►

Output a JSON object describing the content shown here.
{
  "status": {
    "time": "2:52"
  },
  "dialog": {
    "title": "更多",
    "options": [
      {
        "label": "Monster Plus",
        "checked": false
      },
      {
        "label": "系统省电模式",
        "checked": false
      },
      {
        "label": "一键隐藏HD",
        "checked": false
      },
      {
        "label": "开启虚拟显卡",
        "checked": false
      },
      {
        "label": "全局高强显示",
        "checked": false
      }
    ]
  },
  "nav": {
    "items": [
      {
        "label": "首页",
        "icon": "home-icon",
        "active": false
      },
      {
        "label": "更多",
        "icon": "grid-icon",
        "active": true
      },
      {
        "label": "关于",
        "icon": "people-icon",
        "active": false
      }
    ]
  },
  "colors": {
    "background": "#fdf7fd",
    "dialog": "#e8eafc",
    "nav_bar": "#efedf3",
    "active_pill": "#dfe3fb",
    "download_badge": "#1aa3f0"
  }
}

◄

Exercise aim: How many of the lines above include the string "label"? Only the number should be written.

Response to the task: 8